> [Try it] The answer must be every line from the entries below that contains "name".

::: Dataset records :::

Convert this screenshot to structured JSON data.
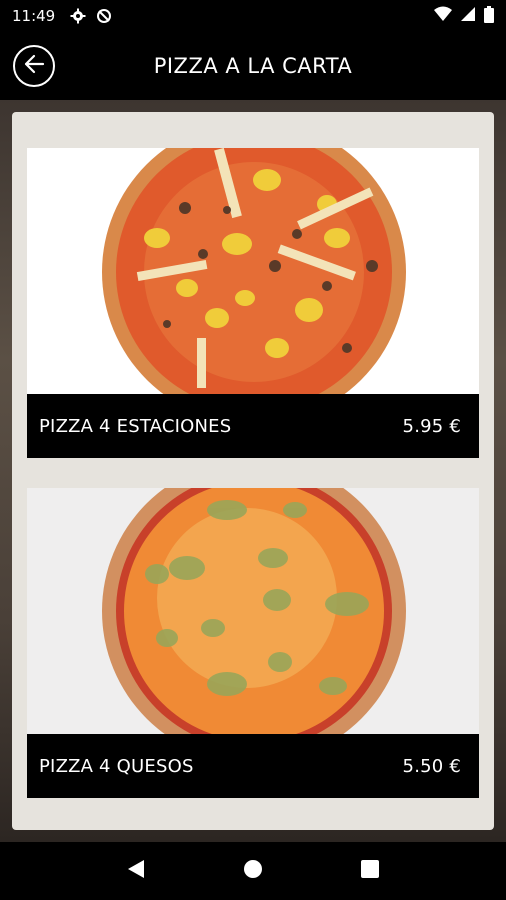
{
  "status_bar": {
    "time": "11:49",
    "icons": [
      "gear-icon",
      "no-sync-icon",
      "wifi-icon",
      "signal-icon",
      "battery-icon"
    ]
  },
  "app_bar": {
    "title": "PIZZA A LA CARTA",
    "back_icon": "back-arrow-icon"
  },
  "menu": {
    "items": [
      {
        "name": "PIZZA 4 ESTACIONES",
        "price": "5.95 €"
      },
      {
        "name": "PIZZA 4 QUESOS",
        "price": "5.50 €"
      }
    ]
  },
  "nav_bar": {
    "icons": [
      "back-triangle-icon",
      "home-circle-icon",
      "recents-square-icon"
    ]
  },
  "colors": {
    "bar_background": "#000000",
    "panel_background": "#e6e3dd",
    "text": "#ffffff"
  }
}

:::

> [Result of the exercise]
        "name": "PIZZA 4 ESTACIONES",
        "name": "PIZZA 4 QUESOS",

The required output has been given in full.